Supplied data:
+-------+

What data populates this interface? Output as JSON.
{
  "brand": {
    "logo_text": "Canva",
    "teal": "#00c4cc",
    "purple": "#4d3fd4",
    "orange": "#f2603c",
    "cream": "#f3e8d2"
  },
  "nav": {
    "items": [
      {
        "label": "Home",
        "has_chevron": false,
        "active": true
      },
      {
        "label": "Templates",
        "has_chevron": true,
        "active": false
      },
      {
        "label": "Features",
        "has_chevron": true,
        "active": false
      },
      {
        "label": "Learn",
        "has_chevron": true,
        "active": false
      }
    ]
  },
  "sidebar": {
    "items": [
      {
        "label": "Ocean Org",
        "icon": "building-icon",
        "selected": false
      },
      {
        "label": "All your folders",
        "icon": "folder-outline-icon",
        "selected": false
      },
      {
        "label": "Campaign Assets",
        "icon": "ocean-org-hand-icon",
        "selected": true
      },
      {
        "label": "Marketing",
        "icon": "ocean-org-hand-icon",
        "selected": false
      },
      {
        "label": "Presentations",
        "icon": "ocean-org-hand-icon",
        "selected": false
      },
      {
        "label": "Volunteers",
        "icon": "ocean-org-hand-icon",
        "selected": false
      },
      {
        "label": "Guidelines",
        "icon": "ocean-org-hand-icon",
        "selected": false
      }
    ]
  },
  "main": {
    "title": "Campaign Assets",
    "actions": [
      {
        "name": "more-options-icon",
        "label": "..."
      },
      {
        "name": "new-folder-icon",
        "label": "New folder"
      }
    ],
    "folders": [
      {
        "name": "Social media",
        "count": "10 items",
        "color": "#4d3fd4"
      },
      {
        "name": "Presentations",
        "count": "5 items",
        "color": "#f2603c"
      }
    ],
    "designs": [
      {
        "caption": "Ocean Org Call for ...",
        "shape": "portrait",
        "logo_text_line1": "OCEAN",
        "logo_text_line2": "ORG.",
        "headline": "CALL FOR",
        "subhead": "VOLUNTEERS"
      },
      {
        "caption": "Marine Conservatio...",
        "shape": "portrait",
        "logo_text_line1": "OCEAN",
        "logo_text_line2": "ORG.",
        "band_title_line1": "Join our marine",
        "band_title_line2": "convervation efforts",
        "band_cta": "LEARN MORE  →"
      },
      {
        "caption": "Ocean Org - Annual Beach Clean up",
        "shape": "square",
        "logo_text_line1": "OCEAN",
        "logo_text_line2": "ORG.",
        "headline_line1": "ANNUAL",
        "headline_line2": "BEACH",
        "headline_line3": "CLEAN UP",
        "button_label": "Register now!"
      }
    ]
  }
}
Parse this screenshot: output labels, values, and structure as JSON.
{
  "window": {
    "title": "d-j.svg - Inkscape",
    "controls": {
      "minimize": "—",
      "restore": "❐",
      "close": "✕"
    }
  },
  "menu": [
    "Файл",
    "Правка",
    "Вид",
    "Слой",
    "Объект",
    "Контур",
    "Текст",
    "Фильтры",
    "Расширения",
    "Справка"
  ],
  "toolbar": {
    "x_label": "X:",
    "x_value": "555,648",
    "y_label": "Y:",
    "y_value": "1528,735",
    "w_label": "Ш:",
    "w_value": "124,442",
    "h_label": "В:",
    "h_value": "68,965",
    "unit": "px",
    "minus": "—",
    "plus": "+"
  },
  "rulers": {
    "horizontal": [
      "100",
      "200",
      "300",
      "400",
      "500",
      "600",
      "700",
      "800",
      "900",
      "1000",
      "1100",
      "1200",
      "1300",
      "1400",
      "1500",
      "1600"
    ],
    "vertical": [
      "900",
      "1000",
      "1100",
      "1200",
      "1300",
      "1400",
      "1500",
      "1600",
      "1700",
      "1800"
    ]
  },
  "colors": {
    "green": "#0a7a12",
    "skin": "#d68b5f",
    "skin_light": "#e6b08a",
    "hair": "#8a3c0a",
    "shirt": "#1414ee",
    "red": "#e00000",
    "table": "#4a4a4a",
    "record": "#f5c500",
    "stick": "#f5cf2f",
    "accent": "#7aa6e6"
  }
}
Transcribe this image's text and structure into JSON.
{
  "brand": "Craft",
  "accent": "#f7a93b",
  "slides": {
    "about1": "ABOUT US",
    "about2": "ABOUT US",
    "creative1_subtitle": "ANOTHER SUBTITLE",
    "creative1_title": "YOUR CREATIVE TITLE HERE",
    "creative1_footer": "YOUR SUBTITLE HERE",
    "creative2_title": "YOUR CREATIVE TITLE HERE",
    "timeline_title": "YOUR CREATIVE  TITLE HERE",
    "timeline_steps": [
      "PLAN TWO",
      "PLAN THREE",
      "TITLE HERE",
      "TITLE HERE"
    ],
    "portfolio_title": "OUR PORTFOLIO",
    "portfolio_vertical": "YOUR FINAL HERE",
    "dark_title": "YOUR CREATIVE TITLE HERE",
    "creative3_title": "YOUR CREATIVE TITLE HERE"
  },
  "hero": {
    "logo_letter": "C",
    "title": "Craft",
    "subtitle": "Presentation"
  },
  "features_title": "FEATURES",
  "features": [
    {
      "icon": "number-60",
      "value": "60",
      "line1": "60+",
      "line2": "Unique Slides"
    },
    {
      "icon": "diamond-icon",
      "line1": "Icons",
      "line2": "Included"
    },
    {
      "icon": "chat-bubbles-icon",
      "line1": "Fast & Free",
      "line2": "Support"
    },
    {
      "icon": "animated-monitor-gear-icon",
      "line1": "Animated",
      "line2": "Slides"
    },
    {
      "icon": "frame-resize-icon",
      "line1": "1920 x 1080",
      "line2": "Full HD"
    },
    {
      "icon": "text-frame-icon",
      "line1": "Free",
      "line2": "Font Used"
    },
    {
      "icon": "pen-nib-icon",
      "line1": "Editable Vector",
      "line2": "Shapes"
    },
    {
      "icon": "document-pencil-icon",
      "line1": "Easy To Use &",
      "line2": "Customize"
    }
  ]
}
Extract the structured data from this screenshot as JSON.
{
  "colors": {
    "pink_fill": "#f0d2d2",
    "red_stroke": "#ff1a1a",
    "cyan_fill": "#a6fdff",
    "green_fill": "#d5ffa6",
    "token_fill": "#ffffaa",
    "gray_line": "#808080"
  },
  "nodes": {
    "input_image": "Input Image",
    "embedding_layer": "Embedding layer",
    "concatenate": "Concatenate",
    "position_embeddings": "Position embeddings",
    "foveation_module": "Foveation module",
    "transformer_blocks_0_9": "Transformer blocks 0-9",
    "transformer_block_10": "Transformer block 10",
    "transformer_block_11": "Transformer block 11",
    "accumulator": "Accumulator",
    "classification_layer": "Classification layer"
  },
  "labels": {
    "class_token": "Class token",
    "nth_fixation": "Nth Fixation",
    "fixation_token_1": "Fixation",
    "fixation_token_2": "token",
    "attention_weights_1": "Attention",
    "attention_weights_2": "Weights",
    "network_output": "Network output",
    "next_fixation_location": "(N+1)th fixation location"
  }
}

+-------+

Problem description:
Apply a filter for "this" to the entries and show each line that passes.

Response below:
What data populates this interface? Output as JSON.
Parse this screenshot: output labels, values, and structure as JSON.
Transcribe this image's text and structure into JSON.
Extract the structured data from this screenshot as JSON.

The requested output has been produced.